Sunday, April 19, 2015
I read online that there are nine different conclaves happening across the country this weekend. In a few hours I'll be pushing off to my the SR-7B Cardinal Conclave which be the largest in the country this year. What is the magic sauce? I thought I'd share a little in today's issue.
There are some obvious advantages in this section that are not things you could duplicate. The section is compact with 1/2 dozen lodges covering the central to eastern parts of the state. Most of the lodges are in councils that are very strong with great Scouting traditions. Plus you have a monster 1000+ member lodge to stuff the numbers (love you Occoneechee!). So what can others duplicate without these natural advantages?

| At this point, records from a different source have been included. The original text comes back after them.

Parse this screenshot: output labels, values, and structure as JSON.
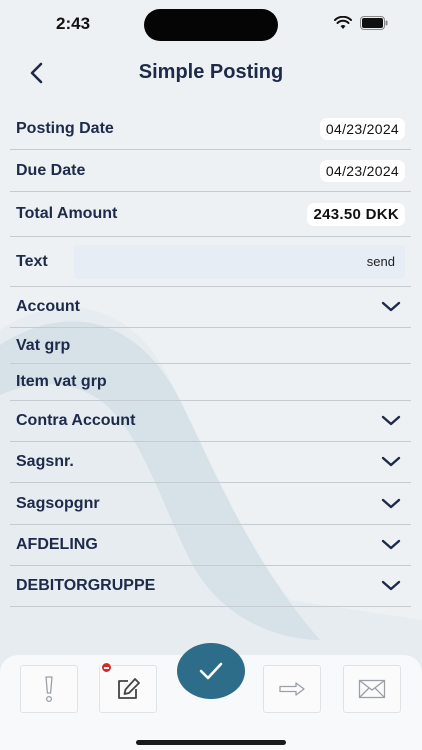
{
  "status": {
    "time": "2:43"
  },
  "header": {
    "title": "Simple Posting"
  },
  "form": {
    "posting_date": {
      "label": "Posting Date",
      "value": "04/23/2024"
    },
    "due_date": {
      "label": "Due Date",
      "value": "04/23/2024"
    },
    "total_amount": {
      "label": "Total Amount",
      "value": "243.50 DKK"
    },
    "text": {
      "label": "Text",
      "send_label": "send"
    },
    "account": {
      "label": "Account"
    },
    "vat_grp": {
      "label": "Vat grp"
    },
    "item_vat_grp": {
      "label": "Item vat grp"
    },
    "contra_account": {
      "label": "Contra Account"
    },
    "sagsnr": {
      "label": "Sagsnr."
    },
    "sagsopgnr": {
      "label": "Sagsopgnr"
    },
    "afdeling": {
      "label": "AFDELING"
    },
    "debitorgruppe": {
      "label": "DEBITORGRUPPE"
    }
  },
  "toolbar": {
    "icons": [
      "exclamation-icon",
      "edit-icon",
      "check-icon",
      "arrow-right-icon",
      "envelope-icon"
    ]
  },
  "colors": {
    "accent": "#2e6d8a",
    "text": "#1d2a4a",
    "badge": "#e02424"
  }
}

One thing is registration. In my home lodge that attends the Dixie Fellowship our registration was due by the first weekend in January and had to be submitted to the lodge. In SR-7B you could register up until a week ago and it's all done online as an individual. Using a slick online portal you can register and preorder memorabilia all while wearing your pajamas at your laptop. I didn't register until March and was able to get most of the items I wanted. Each lodge gets updates on this central registration process makes plans from there.
Another thing that the Cardinal Conclave does right is promotion. Not only do they kill it on Facebook and social media but each individual lodge is promoting the event year round. I remember going to a lodge winter banquet in November and there were placards at each table that were professionally printed promoting that April's event. So six months out it was already being promoted and that's just one anecdote but they use many more strategies.
So I shared these tips today not to boast but because I believe in the idea that sharing new ways of doing things makes everyone better. If your conclave is getting stale or only has 200-300 attending start thinking about next year and asking questions to make things better.